Web page and app entries:

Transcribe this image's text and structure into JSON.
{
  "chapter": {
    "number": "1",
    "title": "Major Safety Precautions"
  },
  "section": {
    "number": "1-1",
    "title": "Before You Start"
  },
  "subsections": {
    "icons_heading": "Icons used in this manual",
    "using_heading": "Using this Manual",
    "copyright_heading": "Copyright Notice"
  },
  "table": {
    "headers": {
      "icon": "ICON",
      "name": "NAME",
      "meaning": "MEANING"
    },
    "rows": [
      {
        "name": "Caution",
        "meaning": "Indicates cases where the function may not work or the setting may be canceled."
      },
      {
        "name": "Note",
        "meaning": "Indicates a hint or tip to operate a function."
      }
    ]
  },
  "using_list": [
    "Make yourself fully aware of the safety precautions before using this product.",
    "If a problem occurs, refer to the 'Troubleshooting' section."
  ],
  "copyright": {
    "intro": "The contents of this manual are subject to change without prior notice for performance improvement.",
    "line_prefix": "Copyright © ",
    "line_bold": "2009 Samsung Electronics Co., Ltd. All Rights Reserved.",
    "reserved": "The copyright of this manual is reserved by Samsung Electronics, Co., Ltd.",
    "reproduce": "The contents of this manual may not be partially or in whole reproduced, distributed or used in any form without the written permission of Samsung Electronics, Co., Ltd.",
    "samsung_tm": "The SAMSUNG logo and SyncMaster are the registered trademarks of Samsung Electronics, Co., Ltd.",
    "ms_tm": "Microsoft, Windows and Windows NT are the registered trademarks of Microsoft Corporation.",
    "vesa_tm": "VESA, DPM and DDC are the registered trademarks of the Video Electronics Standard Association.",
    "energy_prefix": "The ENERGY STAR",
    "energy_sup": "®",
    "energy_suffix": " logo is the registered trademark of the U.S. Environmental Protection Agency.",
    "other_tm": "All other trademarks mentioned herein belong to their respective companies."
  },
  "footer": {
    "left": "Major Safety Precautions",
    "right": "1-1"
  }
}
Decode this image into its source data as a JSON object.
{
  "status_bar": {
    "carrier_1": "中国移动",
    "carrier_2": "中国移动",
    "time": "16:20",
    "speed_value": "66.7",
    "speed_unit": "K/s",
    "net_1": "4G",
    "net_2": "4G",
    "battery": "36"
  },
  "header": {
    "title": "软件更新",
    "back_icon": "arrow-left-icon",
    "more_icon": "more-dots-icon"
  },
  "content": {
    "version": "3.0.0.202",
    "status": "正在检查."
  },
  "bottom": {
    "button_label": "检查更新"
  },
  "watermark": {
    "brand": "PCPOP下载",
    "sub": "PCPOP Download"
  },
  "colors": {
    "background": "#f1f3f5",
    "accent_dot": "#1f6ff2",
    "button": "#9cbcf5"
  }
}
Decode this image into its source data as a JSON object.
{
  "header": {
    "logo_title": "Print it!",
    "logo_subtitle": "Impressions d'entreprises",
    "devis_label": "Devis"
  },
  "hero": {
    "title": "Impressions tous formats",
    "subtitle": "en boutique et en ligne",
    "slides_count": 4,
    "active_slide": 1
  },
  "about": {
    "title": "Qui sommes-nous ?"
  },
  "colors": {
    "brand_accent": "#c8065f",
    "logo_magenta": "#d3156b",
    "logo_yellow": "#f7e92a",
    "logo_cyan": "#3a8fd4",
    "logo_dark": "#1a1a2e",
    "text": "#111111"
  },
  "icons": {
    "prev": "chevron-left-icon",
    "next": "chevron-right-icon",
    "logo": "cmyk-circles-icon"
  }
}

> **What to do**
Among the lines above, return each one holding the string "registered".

> **Response for this exercise**
    "samsung_tm": "The SAMSUNG logo and SyncMaster are the registered trademarks of Samsung Electronics, Co., Ltd.",
    "ms_tm": "Microsoft, Windows and Windows NT are the registered trademarks of Microsoft Corporation.",
    "vesa_tm": "VESA, DPM and DDC are the registered trademarks of the Video Electronics Standard Association.",
    "energy_suffix": " logo is the registered trademark of the U.S. Environmental Protection Agency.",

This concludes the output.